First week of school (already?)

Welcome back!  School is officially back in session here at Julian Elementary, and we are looking forward to our best year yet in the school garden.  (Thanks once again to the Sage Garden Project for funding!  You folks are the very best!)

A few cool developments over the summer:

Our pioneer bed is exploding with veggies!

Emily finished up the signage for the native plant trail!

Emily also found an amazing volunteer to build a heavy-duty trellis for our grapes, creating a shady, whimsical tunnel for kids to walk through between the lunch tables and the playground.

In closing, I’d like to revisit the original objective was for this blog: to make a case for school gardens from every possible angle.  Here’s yet another compelling reason for a school garden:

On the first day of school we have an orientation for parents new to the school.  All of our administrators and program directors warmly welcome new families as we explain all of the resources we offer.  I had a few minutes to talk about our garden, and at the end of the meeting, I invited parents to go out for a short tour.

As I was walking around with one of the new families, the mom told me that they had seen the garden on their first visit to the school months ago.  They were won over by many things at our wonderful district but “it was seeing the school garden that finally convinced us that this was the place we wanted our kids to go to school.”

Gardening as a community

One of my favorite things about Master Gardeners is that I’m now part of a gardening community that stretches across the county.  Through this network, I recently read about a sale of a native plant in a San Diego wholesale nursery.  A large-scale landscaping project recently fell through for them, and the nursery ended up with 1,000 California fuschia which they are selling for cheap to the public.  I decided to pick up a few for my house, a couple more for the elementary school garden, and yet a few more for the garden at the junior high.  I put the word out, and one neighbor asked me to pick up 7..another asked for 10….one more asked for 3…..  And so today Elliot and I happily loaded up the van with 35 epilobium canum.

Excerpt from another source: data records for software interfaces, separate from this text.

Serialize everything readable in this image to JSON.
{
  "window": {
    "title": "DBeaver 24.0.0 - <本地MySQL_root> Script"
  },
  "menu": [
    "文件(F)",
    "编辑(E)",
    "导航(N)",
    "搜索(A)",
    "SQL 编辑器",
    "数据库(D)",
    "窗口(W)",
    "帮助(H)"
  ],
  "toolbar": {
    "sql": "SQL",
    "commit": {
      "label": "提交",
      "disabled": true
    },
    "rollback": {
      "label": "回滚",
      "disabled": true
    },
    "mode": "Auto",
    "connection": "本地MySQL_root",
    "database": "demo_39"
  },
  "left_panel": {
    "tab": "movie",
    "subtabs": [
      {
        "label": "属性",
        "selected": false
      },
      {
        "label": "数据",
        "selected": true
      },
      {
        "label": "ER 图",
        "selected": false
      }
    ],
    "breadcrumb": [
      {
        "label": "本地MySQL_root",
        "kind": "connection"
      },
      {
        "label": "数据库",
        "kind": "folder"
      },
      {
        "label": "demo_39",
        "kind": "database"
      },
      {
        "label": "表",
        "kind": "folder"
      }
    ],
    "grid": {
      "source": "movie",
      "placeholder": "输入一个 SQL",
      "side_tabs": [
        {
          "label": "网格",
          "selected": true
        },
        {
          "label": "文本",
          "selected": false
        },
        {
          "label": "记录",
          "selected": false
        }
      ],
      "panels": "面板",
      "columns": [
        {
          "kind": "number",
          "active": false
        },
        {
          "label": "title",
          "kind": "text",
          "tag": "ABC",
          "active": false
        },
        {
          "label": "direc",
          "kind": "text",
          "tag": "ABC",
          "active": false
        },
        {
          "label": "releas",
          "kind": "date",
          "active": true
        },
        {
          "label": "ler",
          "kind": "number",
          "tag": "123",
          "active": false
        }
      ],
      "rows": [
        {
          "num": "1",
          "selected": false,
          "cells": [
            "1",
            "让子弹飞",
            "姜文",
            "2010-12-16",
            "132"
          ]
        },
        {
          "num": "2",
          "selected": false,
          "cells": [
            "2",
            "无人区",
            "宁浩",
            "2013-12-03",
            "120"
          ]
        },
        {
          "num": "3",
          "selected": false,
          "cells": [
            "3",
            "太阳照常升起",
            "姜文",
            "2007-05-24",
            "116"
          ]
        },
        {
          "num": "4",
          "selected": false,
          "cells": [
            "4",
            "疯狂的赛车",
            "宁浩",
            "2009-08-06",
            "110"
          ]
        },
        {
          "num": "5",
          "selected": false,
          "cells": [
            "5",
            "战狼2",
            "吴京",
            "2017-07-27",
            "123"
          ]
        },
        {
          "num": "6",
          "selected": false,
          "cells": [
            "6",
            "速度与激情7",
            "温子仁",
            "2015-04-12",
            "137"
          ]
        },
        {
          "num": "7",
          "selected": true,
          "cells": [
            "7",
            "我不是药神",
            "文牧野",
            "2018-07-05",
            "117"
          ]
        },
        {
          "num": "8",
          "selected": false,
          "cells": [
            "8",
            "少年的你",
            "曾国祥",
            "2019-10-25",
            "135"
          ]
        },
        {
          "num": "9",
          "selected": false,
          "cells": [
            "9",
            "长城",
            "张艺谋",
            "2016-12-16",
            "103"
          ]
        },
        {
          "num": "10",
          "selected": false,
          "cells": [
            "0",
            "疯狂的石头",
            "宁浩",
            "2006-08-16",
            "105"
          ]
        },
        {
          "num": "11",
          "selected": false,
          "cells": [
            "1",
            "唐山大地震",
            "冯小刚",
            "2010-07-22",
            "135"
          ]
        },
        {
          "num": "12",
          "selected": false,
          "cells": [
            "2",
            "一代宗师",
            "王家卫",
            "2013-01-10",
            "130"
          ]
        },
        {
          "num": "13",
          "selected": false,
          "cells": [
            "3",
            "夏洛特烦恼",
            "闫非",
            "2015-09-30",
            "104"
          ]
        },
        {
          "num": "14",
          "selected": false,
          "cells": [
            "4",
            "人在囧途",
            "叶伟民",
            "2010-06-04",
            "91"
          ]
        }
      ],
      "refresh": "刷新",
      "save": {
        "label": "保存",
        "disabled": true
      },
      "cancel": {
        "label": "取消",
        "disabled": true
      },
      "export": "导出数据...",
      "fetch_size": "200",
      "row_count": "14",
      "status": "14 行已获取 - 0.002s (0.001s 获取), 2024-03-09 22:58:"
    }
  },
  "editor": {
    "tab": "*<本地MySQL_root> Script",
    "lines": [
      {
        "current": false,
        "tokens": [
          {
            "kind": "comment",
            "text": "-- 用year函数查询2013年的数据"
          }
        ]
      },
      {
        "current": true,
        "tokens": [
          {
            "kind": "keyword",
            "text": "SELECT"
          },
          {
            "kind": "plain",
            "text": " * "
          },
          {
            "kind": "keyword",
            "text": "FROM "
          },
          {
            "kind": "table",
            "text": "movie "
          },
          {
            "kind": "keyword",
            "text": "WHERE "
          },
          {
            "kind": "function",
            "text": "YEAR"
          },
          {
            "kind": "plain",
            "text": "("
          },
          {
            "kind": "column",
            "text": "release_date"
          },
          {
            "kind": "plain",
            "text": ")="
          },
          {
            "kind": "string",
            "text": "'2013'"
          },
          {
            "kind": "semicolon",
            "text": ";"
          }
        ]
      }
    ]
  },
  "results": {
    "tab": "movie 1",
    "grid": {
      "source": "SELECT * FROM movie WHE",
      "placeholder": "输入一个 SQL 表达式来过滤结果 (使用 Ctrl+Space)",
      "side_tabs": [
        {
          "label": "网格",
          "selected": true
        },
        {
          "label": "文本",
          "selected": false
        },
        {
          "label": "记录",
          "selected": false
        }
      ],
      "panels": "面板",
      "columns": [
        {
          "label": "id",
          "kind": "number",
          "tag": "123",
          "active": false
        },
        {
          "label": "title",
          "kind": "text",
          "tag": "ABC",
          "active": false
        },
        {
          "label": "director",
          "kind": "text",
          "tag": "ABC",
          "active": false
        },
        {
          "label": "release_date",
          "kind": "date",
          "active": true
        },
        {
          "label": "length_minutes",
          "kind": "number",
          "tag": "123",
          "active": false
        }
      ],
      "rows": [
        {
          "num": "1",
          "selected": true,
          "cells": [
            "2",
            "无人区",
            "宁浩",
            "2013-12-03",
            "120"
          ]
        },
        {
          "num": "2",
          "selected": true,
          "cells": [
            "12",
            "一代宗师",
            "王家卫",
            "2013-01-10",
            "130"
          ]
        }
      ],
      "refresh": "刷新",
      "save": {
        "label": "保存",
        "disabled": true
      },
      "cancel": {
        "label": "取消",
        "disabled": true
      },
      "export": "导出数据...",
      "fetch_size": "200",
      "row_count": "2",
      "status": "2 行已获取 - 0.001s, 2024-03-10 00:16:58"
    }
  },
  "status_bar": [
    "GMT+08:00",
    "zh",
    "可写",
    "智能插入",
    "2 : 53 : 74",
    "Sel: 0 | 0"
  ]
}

It’s a cool plant because 1) it’s a California native that requires minimal water once established,  2) it’s good for hillsides which are features at both my house and the school garden, and 3)  its beautiful orange flowers attract hummingbirds.  I had fun driving around my town tonight, making my plant deliveries, chatting with friends in the dwindling light of a perfect summer evening, and savoring this sweet example of gardening in community.